The freedom to drink responsibly is one of the great rights that America grants its citizens. Even though each state maintains its own statutes about how drinking is to be handled and by whom, alcohol is nothing to be afraid of, in and of itself. It is true that some individuals are more prone to overindulge and engage in risky behavior, but for the majority of the population it is possible to drink regularly and not to run afoul of the law. Even many police officers understand that drinking is a culturally accepted component of the coming-of-age process, as demonstrated in a recent “responsible drinking” event held for Missouri State University students by local police.
Police partnered with the Taylor Health and Wellness Center to give students an opportunity to experience various states of simulated inebriation in a controlled environment. The department hopes that by allowing students to interface directly with the department, they will have a more complete understanding of both the effects of alcohol and the department’s policies on how to deal with students who are publicly inebriated.
While this particular event focused primarily on college, its principles can apply to everyone who consumes alcohol, especially in public places, possibly before getting behind the wheel. While different states maintain different specific regulations, the federal limit for an individual’s blood alcohol content 0.08, but being involved in an traffic accident with even this amount or less in your bloodstream may result in consequences.
Another use issue raised by the event is the potential advantages of investing in establishing relationships with the civil servants in your area. Not only may it help you avoid unnecessary ticketing or charges, it helps you become a better citizen by putting names and faces to ones who are risking their lives to keep you safe.
Still, drunk driving charges are to be taken very seriously. If you have been charged with drunk driving, the representation of an experienced attorney can help you navigate this process and ensure that you receive the fairest possible outcome.
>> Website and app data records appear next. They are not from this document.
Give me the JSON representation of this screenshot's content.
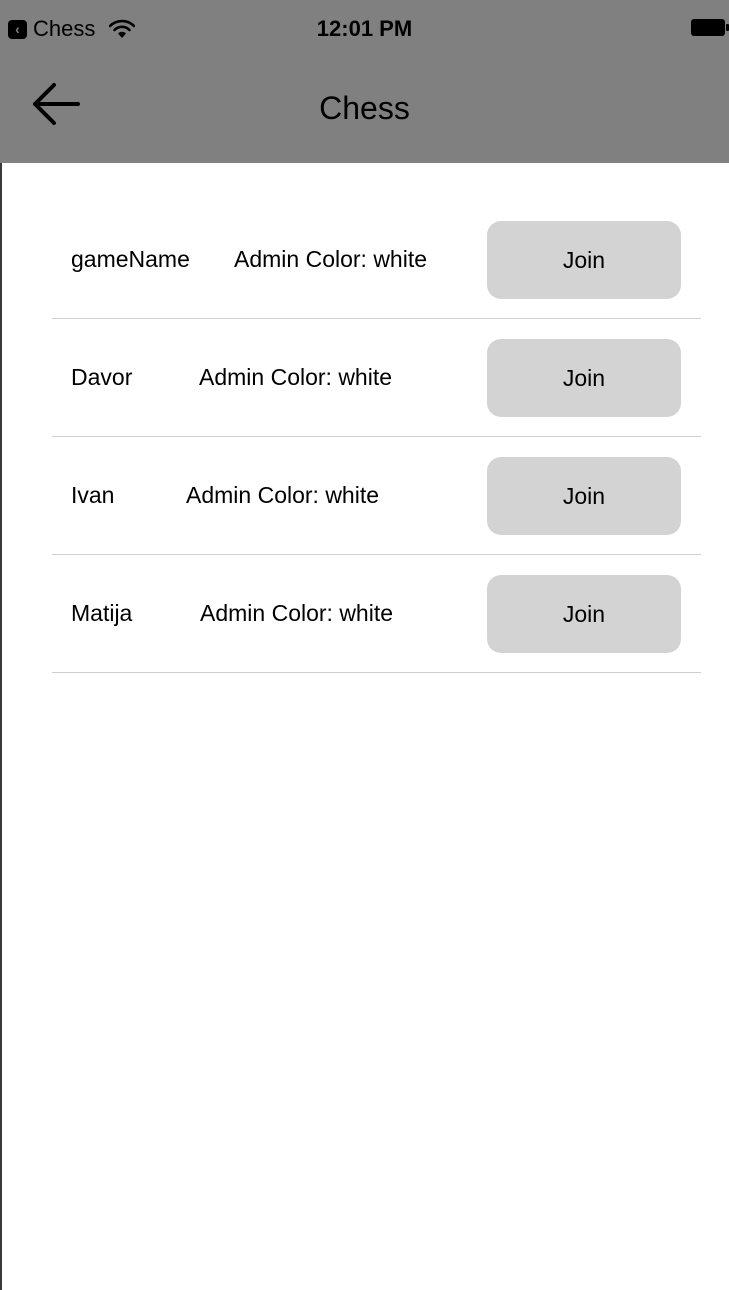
{
  "status_bar": {
    "back_app_label": "Chess",
    "time": "12:01 PM"
  },
  "nav": {
    "title": "Chess"
  },
  "games": [
    {
      "name": "gameName",
      "admin_color": "Admin Color: white",
      "join_label": "Join"
    },
    {
      "name": "Davor",
      "admin_color": "Admin Color: white",
      "join_label": "Join"
    },
    {
      "name": "Ivan",
      "admin_color": "Admin Color: white",
      "join_label": "Join"
    },
    {
      "name": "Matija",
      "admin_color": "Admin Color: white",
      "join_label": "Join"
    }
  ],
  "colors": {
    "nav_background": "#808080",
    "button_background": "#d3d3d3",
    "divider": "#cfcfcf"
  }
}
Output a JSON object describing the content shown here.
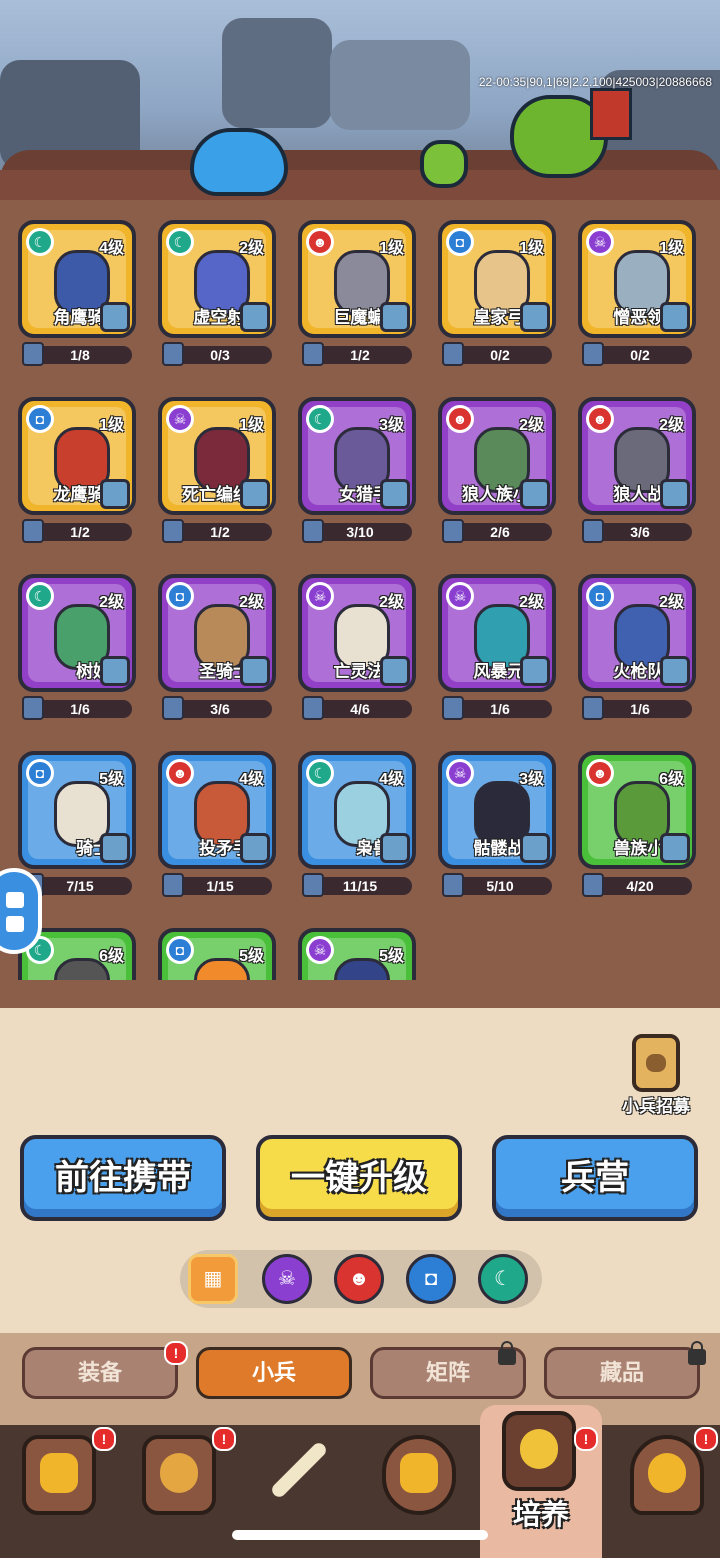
{
  "scene": {
    "debug_text": "22-00:35|90,1|69|2.2.100|425003|20886668"
  },
  "units": [
    {
      "name": "角鹰骑:",
      "level": "4级",
      "progress": "1/8",
      "faction": "moon",
      "bg": "gold"
    },
    {
      "name": "虚空射:",
      "level": "2级",
      "progress": "0/3",
      "faction": "moon",
      "bg": "gold"
    },
    {
      "name": "巨魔蝙:",
      "level": "1级",
      "progress": "1/2",
      "faction": "demon",
      "bg": "gold"
    },
    {
      "name": "皇家弓:",
      "level": "1级",
      "progress": "0/2",
      "faction": "helm",
      "bg": "gold"
    },
    {
      "name": "憎恶领:",
      "level": "1级",
      "progress": "0/2",
      "faction": "skull",
      "bg": "gold"
    },
    {
      "name": "龙鹰骑:",
      "level": "1级",
      "progress": "1/2",
      "faction": "helm",
      "bg": "gold"
    },
    {
      "name": "死亡编织",
      "level": "1级",
      "progress": "1/2",
      "faction": "skull",
      "bg": "gold"
    },
    {
      "name": "女猎手",
      "level": "3级",
      "progress": "3/10",
      "faction": "moon",
      "bg": "purple"
    },
    {
      "name": "狼人族小",
      "level": "2级",
      "progress": "2/6",
      "faction": "demon",
      "bg": "purple"
    },
    {
      "name": "狼人战:",
      "level": "2级",
      "progress": "3/6",
      "faction": "demon",
      "bg": "purple"
    },
    {
      "name": "树妖",
      "level": "2级",
      "progress": "1/6",
      "faction": "moon",
      "bg": "purple"
    },
    {
      "name": "圣骑士",
      "level": "2级",
      "progress": "3/6",
      "faction": "helm",
      "bg": "purple"
    },
    {
      "name": "亡灵法:",
      "level": "2级",
      "progress": "4/6",
      "faction": "skull",
      "bg": "purple"
    },
    {
      "name": "风暴元:",
      "level": "2级",
      "progress": "1/6",
      "faction": "skull",
      "bg": "purple"
    },
    {
      "name": "火枪队:",
      "level": "2级",
      "progress": "1/6",
      "faction": "helm",
      "bg": "purple"
    },
    {
      "name": "骑士",
      "level": "5级",
      "progress": "7/15",
      "faction": "helm",
      "bg": "blue"
    },
    {
      "name": "投矛手",
      "level": "4级",
      "progress": "1/15",
      "faction": "demon",
      "bg": "blue"
    },
    {
      "name": "枭兽",
      "level": "4级",
      "progress": "11/15",
      "faction": "moon",
      "bg": "blue"
    },
    {
      "name": "骷髅战:",
      "level": "3级",
      "progress": "5/10",
      "faction": "skull",
      "bg": "blue"
    },
    {
      "name": "兽族小:",
      "level": "6级",
      "progress": "4/20",
      "faction": "demon",
      "bg": "green"
    },
    {
      "name": "",
      "level": "6级",
      "progress": "",
      "faction": "moon",
      "bg": "green"
    },
    {
      "name": "",
      "level": "5级",
      "progress": "",
      "faction": "helm",
      "bg": "green"
    },
    {
      "name": "",
      "level": "5级",
      "progress": "",
      "faction": "skull",
      "bg": "green"
    }
  ],
  "recruit": {
    "label": "小兵招募"
  },
  "actions": {
    "carry": "前往携带",
    "upgrade_all": "一键升级",
    "barracks": "兵营"
  },
  "filters": [
    {
      "key": "all",
      "icon": "grid-icon"
    },
    {
      "key": "skull",
      "icon": "skull-icon"
    },
    {
      "key": "demon",
      "icon": "demon-icon"
    },
    {
      "key": "helm",
      "icon": "helm-icon"
    },
    {
      "key": "moon",
      "icon": "moon-icon"
    }
  ],
  "subtabs": [
    {
      "label": "装备",
      "state": "alert"
    },
    {
      "label": "小兵",
      "state": "active"
    },
    {
      "label": "矩阵",
      "state": "locked"
    },
    {
      "label": "藏品",
      "state": "locked"
    }
  ],
  "nav": {
    "active_label": "培养",
    "alert_mark": "!"
  },
  "colors": {
    "gold": "#f0b52a",
    "purple": "#9340c8",
    "blue": "#3a8fe0",
    "green": "#4ac03a",
    "active_tab": "#de7a2a"
  }
}
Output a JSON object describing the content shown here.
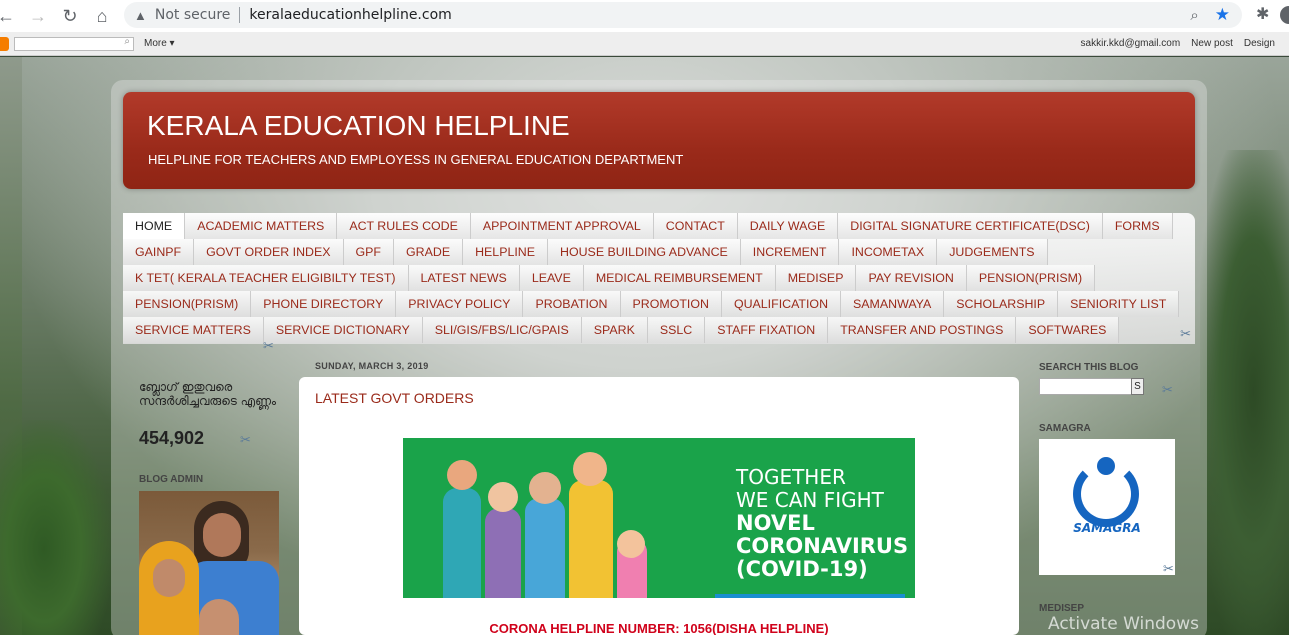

Source: The Standard, “Alcohol safety event teaches students to ‘use alcohol properly’,” Jenna deJong, accessed Nov. 17, 2016